In the original Star Trek series episode, Space Seed, viewers were first introduced to the madman Khan Noonien Singh (portrayed then by Ricardo Montalban). Khan was a genetically engineered madman of the late 20th century Earth, sent off into space in a sleeper ship when Captain Kirk’s Enterprise happens across him.
Very little about Khan’s antics on Earth were known, just a general description that he wreaked havoc at a time when the Earth was in turmoil. Of course, that did not happen in the last ten years of the twentieth century…. or did it?
Where The Eugenics Wars Volume One dealt primarily with Khan’s origins from a super-secret project designed to breed super-humans and his youth into the 1980s, The Eugenics Wars: Volume Two follows Khan throughout the nineties as he attempts to control the Earth and his descent from wanting to be a protector to a destroyer.
Greg Cox weaves Khan’s story throughout events of the nineties that actually took place, using the other “Children of Chrysalis” (the genetic engineering project) as figures of insane dictators in the Baltic region responsible for ethnic cleansing, American militia-leaders paranoid of our government and capable of mass-murder, the leader of a religious cult which sounds suspiciously similar to the “Heaven’s Gate” cult, some amazonian superwomen, and an Idi Amin-like African dictator.
Trying to reign in all of these figures is Gary Seven, a figure also from the original Star Trek as well as his assistant, Roberta Lincoln. Khan knows they pose a threat to his plan, and there is a consistent tug-of-war throughout the novel as Seven and Roberta attempt to thwart Khan, while he is attempting to put an end to their interference.
The novel is truly for fans of the Star Trek genre, as it combines events and characters from the first three series. Unless you’ve seen the Star Trek: Deep Space Nine episode, Little Green Men, you won’t understand the Roswell references. If you haven’t seen Guinan in the Star Trek: The Next Generation episodes Time’s Arrow, you won’t understand her presence on Earth during this time. There are also a lot of non-obvious references to events in the series, such as the who the tourist is in the Palais des Nations. For some of the references, you might not get, Cox has a tongue-in-cheek Historical Afterword at the end of the novel.

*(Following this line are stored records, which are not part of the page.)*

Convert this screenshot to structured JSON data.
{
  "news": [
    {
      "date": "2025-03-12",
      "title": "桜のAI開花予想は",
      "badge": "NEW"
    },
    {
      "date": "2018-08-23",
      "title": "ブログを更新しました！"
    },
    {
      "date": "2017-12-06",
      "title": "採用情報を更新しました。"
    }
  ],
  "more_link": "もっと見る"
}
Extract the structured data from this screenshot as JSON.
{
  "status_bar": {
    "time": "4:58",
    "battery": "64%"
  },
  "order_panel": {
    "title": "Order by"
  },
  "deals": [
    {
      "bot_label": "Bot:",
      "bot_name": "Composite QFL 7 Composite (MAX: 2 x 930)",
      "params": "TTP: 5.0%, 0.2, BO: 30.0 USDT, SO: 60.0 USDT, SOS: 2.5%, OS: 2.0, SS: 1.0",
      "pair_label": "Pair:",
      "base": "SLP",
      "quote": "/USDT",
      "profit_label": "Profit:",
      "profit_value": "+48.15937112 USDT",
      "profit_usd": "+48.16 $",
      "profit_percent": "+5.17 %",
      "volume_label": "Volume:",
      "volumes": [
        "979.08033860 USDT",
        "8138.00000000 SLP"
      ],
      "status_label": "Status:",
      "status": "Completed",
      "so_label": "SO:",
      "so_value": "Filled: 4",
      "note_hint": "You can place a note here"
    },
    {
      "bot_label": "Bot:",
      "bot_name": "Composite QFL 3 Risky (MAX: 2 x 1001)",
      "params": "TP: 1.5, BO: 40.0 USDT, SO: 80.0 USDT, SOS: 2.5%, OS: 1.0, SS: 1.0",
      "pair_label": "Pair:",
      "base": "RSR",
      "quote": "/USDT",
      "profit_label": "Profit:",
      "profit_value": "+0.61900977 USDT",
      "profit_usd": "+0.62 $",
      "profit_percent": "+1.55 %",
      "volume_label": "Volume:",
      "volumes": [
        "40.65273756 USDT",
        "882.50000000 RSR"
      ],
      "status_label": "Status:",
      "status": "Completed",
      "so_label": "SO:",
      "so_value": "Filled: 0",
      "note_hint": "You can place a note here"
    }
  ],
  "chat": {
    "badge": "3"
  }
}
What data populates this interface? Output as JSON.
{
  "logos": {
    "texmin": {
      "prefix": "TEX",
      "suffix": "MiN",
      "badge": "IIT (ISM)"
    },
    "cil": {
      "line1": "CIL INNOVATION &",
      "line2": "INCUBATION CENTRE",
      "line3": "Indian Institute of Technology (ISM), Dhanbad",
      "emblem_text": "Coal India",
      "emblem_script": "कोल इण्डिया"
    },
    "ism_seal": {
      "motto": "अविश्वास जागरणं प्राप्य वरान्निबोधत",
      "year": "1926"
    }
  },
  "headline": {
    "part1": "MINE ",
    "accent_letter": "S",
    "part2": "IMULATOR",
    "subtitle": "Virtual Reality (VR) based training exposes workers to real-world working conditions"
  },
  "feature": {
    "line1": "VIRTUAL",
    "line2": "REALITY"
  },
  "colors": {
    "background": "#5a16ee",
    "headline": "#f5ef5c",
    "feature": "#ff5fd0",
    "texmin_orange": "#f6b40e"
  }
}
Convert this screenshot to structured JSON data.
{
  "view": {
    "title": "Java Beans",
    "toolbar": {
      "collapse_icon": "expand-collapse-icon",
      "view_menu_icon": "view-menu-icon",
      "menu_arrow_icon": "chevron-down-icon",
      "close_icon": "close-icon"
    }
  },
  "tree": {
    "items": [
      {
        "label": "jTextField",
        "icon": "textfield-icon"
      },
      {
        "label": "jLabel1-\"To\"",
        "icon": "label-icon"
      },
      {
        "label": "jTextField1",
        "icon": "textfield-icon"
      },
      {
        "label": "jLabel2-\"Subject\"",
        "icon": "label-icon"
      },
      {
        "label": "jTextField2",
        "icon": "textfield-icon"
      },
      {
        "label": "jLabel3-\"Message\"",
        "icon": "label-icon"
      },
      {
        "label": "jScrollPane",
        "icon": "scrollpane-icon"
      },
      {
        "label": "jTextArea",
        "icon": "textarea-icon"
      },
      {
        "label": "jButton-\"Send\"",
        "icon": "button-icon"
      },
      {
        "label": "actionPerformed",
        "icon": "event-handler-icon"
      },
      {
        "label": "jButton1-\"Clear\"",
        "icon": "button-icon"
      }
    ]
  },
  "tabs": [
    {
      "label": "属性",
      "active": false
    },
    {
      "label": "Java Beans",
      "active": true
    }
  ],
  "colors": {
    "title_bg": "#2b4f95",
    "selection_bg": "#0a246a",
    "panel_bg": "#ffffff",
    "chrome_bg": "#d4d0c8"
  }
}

That’s not to say characters from Star Trek are completely missing. There is a sub-story that started this all, where Kirk is trying to decide whether or not to recommend the admittance of a genetically engineered human colony to the Federation of Planets. To complicate matters, the Klingons are very willing to take possession of the colony, if only for their knowledge of genetic engineering. Kirk is reading the historical accounts of Khan to try to decide whether or not genetically engineered humans and us “regular folk” can possibly co-exist in his time when it was unsuccessful years before.
The pace of Khan’s deterioration into madness seemed perfect in reference to the events Cox depicts, as his evolution seems natural, rather than forced. The circumstances and events surrounding this seem to flow together for the most part, rather than being placed there conveniently to further the story Cox wants to tell. There are some moments of tie-ins between events in the future of Star Trek and what happen during Khan’s time that does seem a bit contrived, but I felt these could easily be forgiven.
For me, as a fan, it was a wonderful read. These two novels were easily some of the best Trek-fiction I’ve read. Cox makes the characters interesting and believable. Although I know the outcome – that Khan ends up on a sleeper ship in space – just how he gets there and where he fir into the events of the last fifteen years or so is handled in a way that kept me glued to the pages once I purchased the book. Yes, there are references to other science-fiction series that I missed out on, but it doesn’t take away from the story itself.
Previous book in the series (link): Star Trek: The Eugenics Wars Volume One by Greg Cox
Next book in the series (link): Star Trek: To Reign in Hell: The Exile of Khan Noonien Singh by Greg Cox